Not to trouble the reader with farther details, I have adduced sufficient evidence to shew that a judicious application of a blister, a dose of calomel, or a stimulant, might on many an occasion have saved Europe from a vast deal of calamity: so that there can be no doubt that a skilful physician attached to congresses and private meetings of sovereigns, might prevent much mischief, by a timely administration of physic to the high contracting parties." Nor should I despair, by the antiphlogistic regimen, of cooling the courage even of a Charles the XIIth., or of blistering a Henri into a declaration of war. To the immediate application of this system, there are two objections which I will not conceal. One is, that the greater part of the actual race of kings are convicted incurables. What could be done for a Ferdinand or a Francis? Another is, that it is not usual to make experiments on royal and noble patients. On these accounts, therefore, I should prefer following the customary routine of practice, and commencing “ in corpore vili” to try our hands upon such thieves and murderers as are within the reach of the law. For this purpose Newgate might be divided into two compartments ; and while Mrs. Fry carried on her operations in the one, Lawrence or Brodie might undertake the care of the other. Thus in process of time a judicious issue in the neck might supersede the hempen cravat; and a blood-letting from the arm take the place of a scarification on the loins. If these experiments were successful, we might next undertake a certain portion of the press, which every body admits requires purging. Thence the step is not far to public defaulters; though it would certainly require a strong emetic to make such persons disgorge. If any thing like a cure could be boasted in this quarter, we should be encouraged to proceed to the higher servants of the state. A certain law-officer could not but be much improved by giving him something generous. The anti-Catholic part of the cabinet might try hellebore; but if that failed, we have nothing to recommend but resignation. The Attorney-general or the members of the Constitutional Society who are offended at a strong light, might mend under the use of a green shade; and as the malady of the saints obviously proceeds from weakness, they might be encouraged to a more free use of wine and carminatives to relieve their hypochondria. Thus, then, I Aatter myself that I have at last hit off the true balance of power; and discovered the secret of a blessed millenium of peace and good will. We have indeed only to say with Shakspeare “take physic, pomp," and

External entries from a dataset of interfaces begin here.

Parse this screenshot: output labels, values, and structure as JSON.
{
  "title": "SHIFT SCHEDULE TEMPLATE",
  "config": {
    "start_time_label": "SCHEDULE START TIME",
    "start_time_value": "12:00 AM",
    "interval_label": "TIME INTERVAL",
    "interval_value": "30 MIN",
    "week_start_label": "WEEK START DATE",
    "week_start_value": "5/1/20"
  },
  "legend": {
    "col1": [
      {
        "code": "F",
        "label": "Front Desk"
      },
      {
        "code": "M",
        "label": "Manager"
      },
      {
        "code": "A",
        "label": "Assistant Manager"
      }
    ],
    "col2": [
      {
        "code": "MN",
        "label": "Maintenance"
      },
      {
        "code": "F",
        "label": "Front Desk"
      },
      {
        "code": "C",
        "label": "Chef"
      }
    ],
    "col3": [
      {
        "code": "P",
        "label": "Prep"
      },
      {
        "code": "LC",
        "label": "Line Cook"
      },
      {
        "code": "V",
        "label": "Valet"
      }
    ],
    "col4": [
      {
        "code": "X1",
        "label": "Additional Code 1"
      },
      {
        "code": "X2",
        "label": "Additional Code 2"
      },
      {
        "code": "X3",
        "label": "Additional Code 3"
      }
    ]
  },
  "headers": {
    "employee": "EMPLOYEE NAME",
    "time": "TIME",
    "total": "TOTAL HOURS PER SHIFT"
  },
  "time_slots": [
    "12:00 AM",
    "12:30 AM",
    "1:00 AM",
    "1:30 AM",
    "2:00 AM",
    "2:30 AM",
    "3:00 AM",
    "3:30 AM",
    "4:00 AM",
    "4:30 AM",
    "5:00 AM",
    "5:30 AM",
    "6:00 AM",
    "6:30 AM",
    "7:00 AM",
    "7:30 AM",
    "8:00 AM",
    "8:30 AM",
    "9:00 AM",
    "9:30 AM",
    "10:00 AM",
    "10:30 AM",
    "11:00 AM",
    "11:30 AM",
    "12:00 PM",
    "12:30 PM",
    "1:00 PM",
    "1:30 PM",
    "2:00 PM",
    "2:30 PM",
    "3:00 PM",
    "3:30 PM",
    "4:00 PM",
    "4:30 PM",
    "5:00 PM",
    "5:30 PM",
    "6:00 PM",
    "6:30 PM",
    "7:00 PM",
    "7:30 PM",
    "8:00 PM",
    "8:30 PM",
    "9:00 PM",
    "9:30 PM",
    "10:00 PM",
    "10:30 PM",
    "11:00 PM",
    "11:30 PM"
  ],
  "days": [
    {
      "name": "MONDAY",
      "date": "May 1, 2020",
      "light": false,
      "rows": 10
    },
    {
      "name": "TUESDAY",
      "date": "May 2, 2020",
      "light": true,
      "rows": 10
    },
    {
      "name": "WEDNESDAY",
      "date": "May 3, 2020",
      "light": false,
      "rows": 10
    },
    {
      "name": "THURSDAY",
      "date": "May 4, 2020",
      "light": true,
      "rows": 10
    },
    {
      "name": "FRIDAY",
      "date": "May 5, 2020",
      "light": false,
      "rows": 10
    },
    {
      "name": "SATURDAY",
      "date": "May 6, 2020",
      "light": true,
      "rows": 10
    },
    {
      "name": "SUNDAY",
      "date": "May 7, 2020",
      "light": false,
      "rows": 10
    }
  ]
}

all forms of government will become indifferent; for, at least in a medical sense,
That which is best administer'd is best. If there is any spirit left in this country, the force of public opinion will not fail to bring this matter to a speedy issue ; and, as the plan will supersede radical reform, the House will hardly hesitate, at least, to refer the matter to the College of Physicians, or to a committee up-stairs. When this is done, the Editor of this Journal will be enabled to do me justice, by making known to the public, who is the ingenious personage that writes in the New Monthly Magazine under the signature of
I pass :
Echoed to the mournful tone
And the winds that feebly moan,
See, for an account of the Cavern of Hoonga and romantic history of the lovers, Mariner's " Tonga Islands."